The best lies money can buy

The New York Times seems quite impressed with the latest attack ad from Karl Rove's Crossroads GPS, which is poised to blanket the airwaves in swing states. The Times calls it "deeply researched," "delicately worded," and "low key."

The paper neglected to mention another phrase: misleading to an offensive degree.

Jamelle Bouie had a good take on this:

As befitting a Karl Rove outfit, the claims in the ad are either misleading, or outright falsehoods. Citing a Reuters story from 2009 on conservative efforts to sink the bill, Crossroads GPS insinuates that the stimulus was a failure, despite wide consensus that the bill kept United States out of a depression, and significantly improved prospects for recovery.The ad continues in this vein, blaming high insurance premiums on the Affordable Care Act — when the cited article says otherwise — and blaming Obama for the increase in debt, despite the fact that under his administration, government spending has risen at a slower pace than any time in the last 60 years.

Indeed, the great irony of the ad is that it's Karl Rove attacking Obama for the fiscal policies the president inherited from Rove's old boss.

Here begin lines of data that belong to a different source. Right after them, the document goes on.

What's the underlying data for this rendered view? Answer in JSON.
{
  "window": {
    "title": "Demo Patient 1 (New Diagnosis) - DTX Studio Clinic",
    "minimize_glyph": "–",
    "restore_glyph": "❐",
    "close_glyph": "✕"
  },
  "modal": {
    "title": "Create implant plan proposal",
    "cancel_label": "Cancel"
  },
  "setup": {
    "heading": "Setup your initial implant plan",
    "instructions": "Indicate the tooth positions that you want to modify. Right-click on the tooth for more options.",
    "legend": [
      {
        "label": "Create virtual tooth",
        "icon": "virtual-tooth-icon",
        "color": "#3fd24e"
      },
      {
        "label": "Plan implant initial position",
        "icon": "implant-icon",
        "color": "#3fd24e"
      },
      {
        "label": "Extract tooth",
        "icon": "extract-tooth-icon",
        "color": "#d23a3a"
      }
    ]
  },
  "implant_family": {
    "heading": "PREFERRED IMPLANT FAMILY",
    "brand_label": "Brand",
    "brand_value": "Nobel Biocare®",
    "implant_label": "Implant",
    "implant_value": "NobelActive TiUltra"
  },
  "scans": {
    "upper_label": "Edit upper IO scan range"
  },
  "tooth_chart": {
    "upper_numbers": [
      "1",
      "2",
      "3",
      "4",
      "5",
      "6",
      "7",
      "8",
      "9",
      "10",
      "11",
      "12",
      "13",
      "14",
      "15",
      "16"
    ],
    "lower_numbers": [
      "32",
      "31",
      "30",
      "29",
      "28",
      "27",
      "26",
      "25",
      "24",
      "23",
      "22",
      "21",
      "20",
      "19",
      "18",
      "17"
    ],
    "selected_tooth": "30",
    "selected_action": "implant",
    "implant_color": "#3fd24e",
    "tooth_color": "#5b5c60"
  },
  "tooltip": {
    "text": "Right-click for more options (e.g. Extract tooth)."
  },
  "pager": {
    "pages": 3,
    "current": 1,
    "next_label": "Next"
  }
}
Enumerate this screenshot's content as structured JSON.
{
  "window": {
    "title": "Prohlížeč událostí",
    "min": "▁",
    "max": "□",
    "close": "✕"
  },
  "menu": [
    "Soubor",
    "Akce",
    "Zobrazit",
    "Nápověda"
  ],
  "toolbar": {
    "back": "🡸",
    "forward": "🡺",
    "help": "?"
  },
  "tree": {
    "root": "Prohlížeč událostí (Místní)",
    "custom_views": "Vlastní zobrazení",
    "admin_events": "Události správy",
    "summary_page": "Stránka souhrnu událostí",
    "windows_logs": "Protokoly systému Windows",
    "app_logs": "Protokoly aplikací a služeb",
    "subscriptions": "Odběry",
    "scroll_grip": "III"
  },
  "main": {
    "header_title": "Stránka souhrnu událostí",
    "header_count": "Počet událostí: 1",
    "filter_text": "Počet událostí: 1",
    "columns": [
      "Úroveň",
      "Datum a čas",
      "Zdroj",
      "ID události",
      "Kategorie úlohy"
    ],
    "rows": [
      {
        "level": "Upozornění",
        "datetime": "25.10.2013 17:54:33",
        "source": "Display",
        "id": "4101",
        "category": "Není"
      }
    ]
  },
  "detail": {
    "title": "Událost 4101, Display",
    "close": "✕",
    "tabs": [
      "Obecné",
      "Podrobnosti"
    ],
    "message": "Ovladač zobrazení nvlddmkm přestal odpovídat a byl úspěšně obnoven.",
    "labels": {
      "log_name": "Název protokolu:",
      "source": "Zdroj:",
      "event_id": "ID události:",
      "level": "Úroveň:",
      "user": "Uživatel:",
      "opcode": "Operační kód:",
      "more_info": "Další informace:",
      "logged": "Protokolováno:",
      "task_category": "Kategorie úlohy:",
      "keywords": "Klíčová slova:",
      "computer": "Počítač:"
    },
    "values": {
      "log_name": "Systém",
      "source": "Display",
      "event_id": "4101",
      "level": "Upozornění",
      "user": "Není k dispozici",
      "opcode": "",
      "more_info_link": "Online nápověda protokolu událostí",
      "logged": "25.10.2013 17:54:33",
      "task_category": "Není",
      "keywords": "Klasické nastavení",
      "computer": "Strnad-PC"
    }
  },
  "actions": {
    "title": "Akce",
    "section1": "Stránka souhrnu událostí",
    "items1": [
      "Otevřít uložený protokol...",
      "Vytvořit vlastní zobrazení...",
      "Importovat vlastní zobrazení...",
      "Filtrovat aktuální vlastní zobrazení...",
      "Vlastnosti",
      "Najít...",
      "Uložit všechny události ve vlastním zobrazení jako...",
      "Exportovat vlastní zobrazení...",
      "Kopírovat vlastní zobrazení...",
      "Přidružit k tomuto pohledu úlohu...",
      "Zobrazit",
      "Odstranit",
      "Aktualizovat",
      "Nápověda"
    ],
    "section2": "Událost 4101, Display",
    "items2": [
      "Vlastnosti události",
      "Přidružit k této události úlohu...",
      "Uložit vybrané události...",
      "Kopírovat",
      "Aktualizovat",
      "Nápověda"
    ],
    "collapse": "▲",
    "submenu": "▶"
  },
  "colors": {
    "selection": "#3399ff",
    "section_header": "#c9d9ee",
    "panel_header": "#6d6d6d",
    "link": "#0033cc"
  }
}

The Times write-up focuses on the ad's efficacy, and I suppose it's possible uninformed voters who are easily swayed by nonsense, policy gibberish, and outright falsehoods will find it compelling.

But perhaps now would be a good time to note that efficacy and honesty aren't the same thing, and the latter matters more than the former.

The Crossroads attack ad is as cynical as politics can get, working from the assumption that voters are fools.

It talks about bailouts, assuming voters won't know it was Bush/Cheney that rescued Wall Street before Obama took office.

It talks about debt, assuming voters don't know Mitt Romney's agenda would raise the debt far more than Obama's agenda would.

It talks about student loans, assuming voters don't know that Obama expanded Pell Grants and Romney wants to scrap student loans altogether.

It talks about "job-killing debt," which as a policy matter, is just idiocy.

It lies about the stimulus; it lies about spending; it lies about health care.

If Obama were such a terrible failure, shouldn't his Republican critics rely on truths for their attack ads? Why make stuff up if the facts are supposed to be so damning?

As for the indifference to Crossroads' dishonesty, the political world has become inured to the constant lying, and it's not a healthy development. As Bouie concluded, "It's not hard to find an independent evaluation of each claim, and yet, it's rare that news outlets challenge the Romney campaign -- or Republicans in general -- on any of it. The GOP is running the most mendacious presidential campaign in recent memory, and the collective response has been a shrug."